**Task goal**
Read the records and gather each line that includes "kind".

====================

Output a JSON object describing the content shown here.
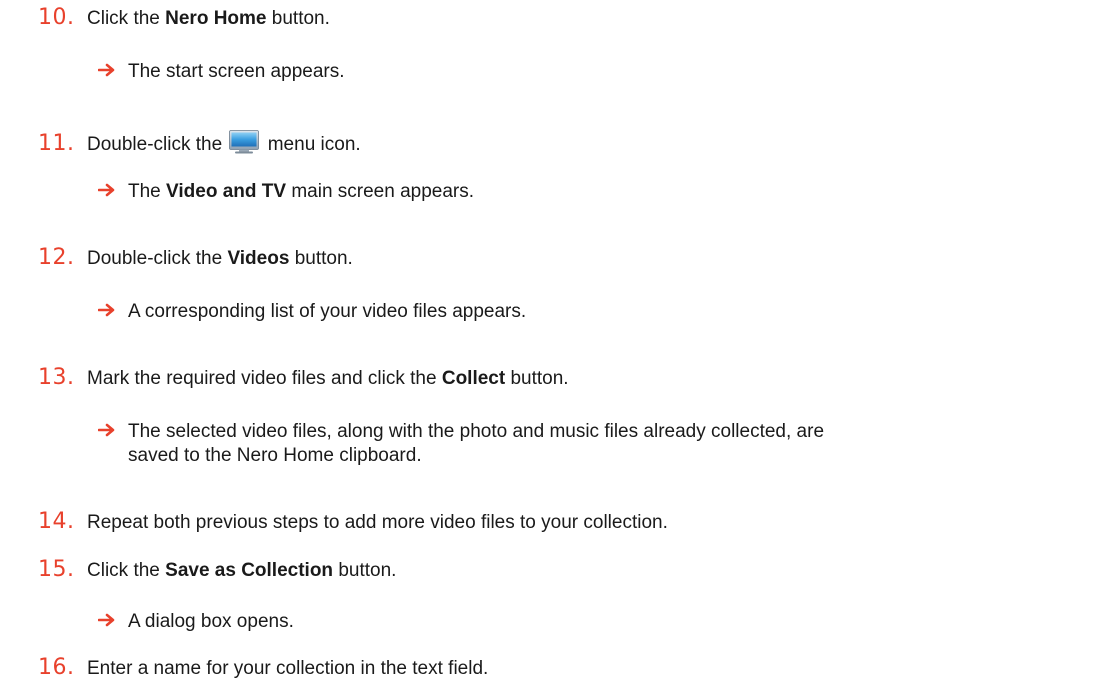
{
  "steps": [
    {
      "num": "10.",
      "pre": "Click the ",
      "bold": "Nero Home",
      "post": " button."
    },
    {
      "num": "11.",
      "pre": "Double-click the ",
      "icon": "tv-monitor-icon",
      "post": " menu icon."
    },
    {
      "num": "12.",
      "pre": "Double-click the ",
      "bold": "Videos",
      "post": " button."
    },
    {
      "num": "13.",
      "pre": "Mark the required video files and click the ",
      "bold": "Collect",
      "post": " button."
    },
    {
      "num": "14.",
      "pre": "Repeat both previous steps to add more video files to your collection."
    },
    {
      "num": "15.",
      "pre": "Click the ",
      "bold": "Save as Collection",
      "post": " button."
    },
    {
      "num": "16.",
      "pre": "Enter a name for your collection in the text field."
    }
  ],
  "results": [
    {
      "text": "The start screen appears."
    },
    {
      "pre": "The ",
      "bold": "Video and TV",
      "post": " main screen appears."
    },
    {
      "text": "A corresponding list of your video files appears."
    },
    {
      "line1": "The selected video files, along with the photo and music files already collected, are",
      "line2": "saved to the Nero Home clipboard."
    },
    {
      "text": "A dialog box opens."
    }
  ],
  "colors": {
    "step_number": "#e8412c",
    "arrow": "#e8412c",
    "text": "#1a1a1a"
  },
  "icons": {
    "result_marker": "right-arrow-icon",
    "inline_menu_icon": "tv-monitor-icon"
  }
}
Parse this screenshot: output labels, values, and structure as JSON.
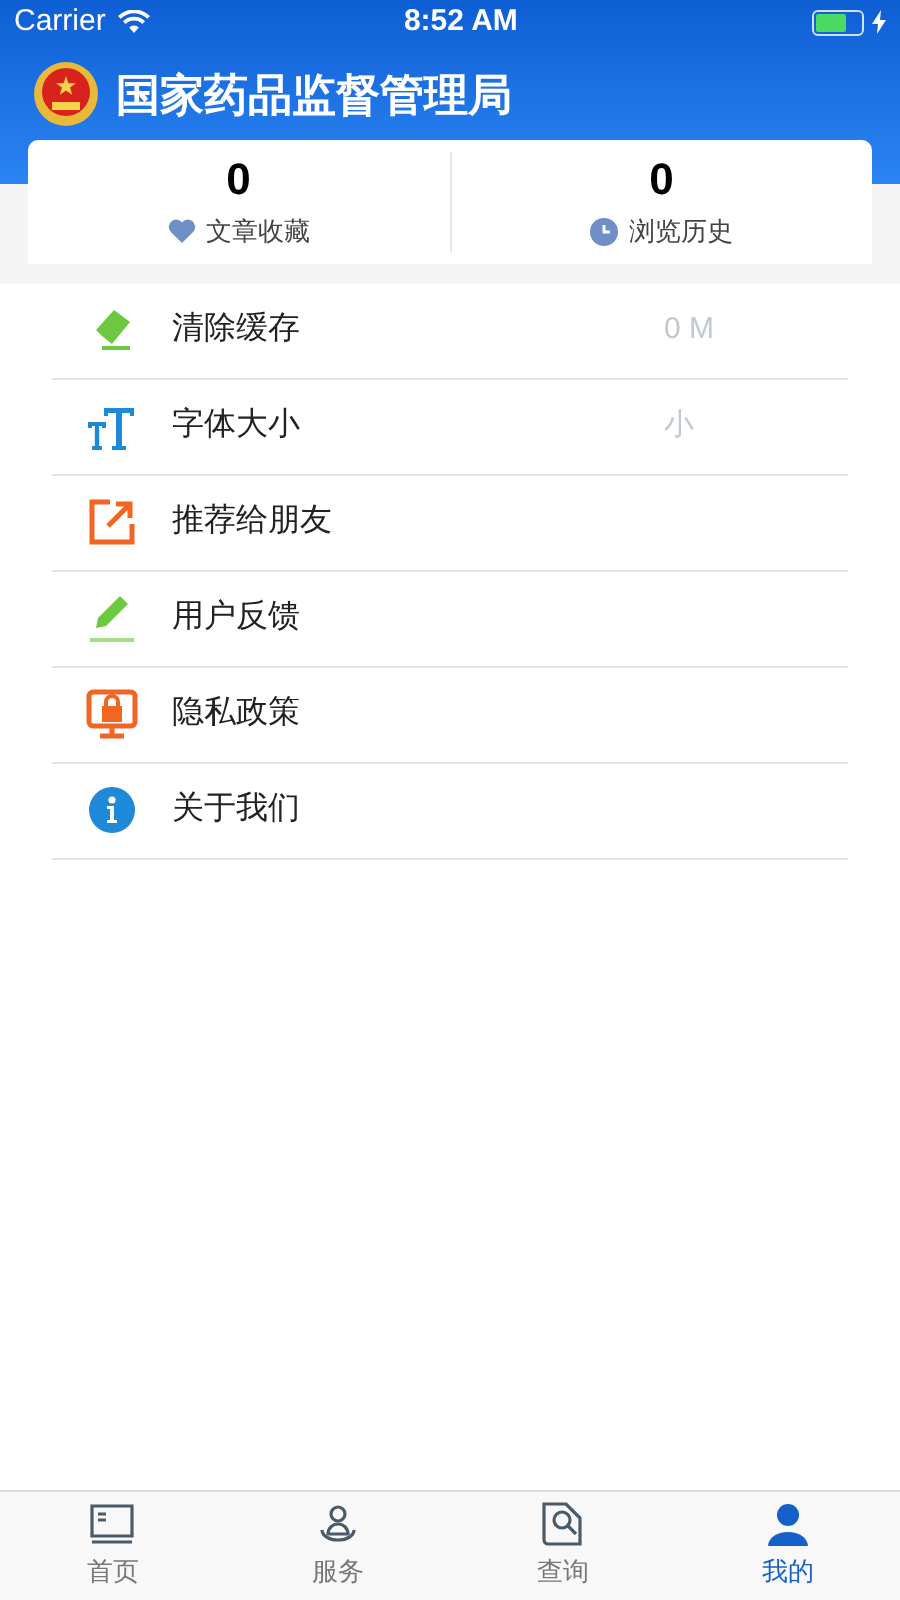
{
  "status_bar": {
    "carrier": "Carrier",
    "time": "8:52 AM"
  },
  "header": {
    "title": "国家药品监督管理局"
  },
  "stats": [
    {
      "count": "0",
      "label": "文章收藏",
      "kind": "heart"
    },
    {
      "count": "0",
      "label": "浏览历史",
      "kind": "clock"
    }
  ],
  "menu": [
    {
      "label": "清除缓存",
      "value": "0 M",
      "kind": "eraser"
    },
    {
      "label": "字体大小",
      "value": "小",
      "kind": "font"
    },
    {
      "label": "推荐给朋友",
      "kind": "share"
    },
    {
      "label": "用户反馈",
      "kind": "pencil"
    },
    {
      "label": "隐私政策",
      "kind": "lock"
    },
    {
      "label": "关于我们",
      "kind": "info"
    }
  ],
  "tab_bar": [
    {
      "label": "首页",
      "kind": "home",
      "selected": false
    },
    {
      "label": "服务",
      "kind": "service",
      "selected": false
    },
    {
      "label": "查询",
      "kind": "search",
      "selected": false
    },
    {
      "label": "我的",
      "kind": "profile",
      "selected": true
    }
  ]
}
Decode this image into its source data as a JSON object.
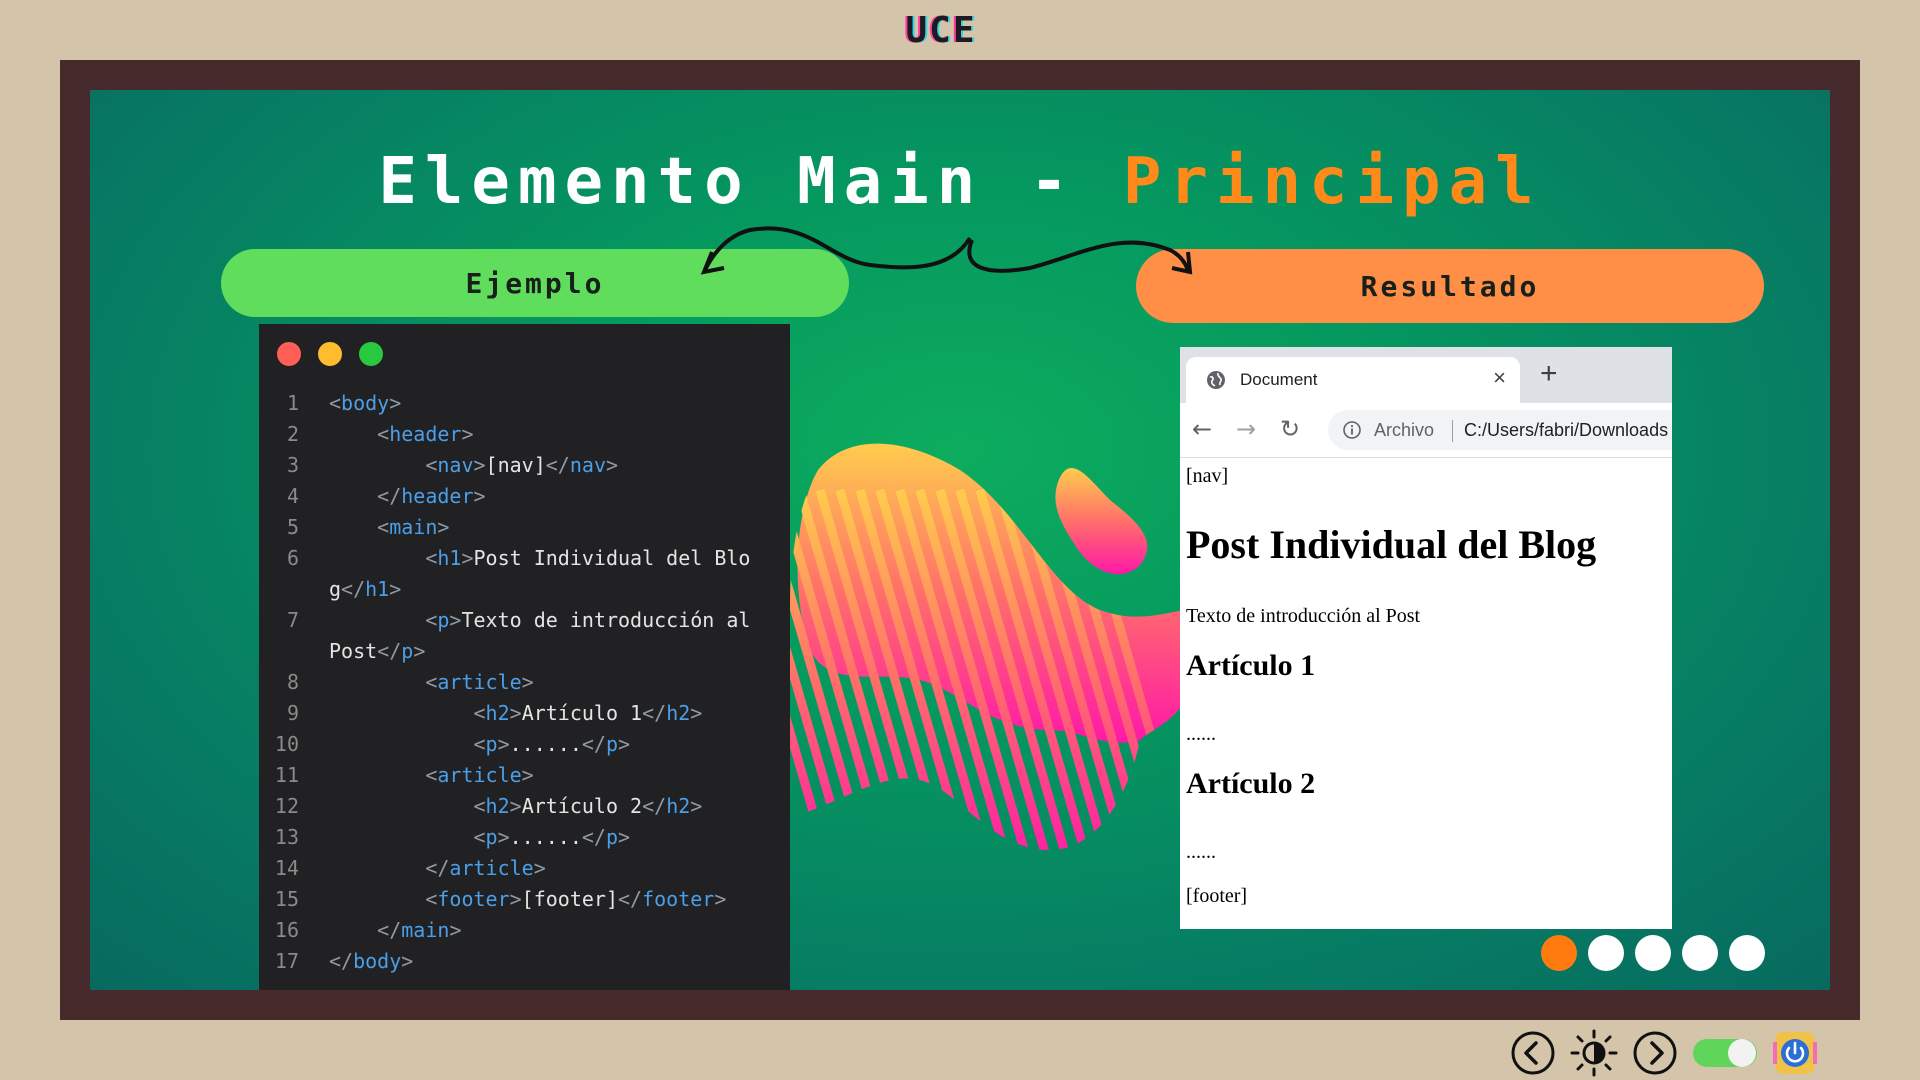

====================

**Solution to this problem**
      "kind": "heart"
      "kind": "clock"
      "kind": "eraser"
      "kind": "font"
      "kind": "share"
      "kind": "pencil"
      "kind": "lock"
      "kind": "info"
      "kind": "home",
      "kind": "service",
      "kind": "search",
      "kind": "profile",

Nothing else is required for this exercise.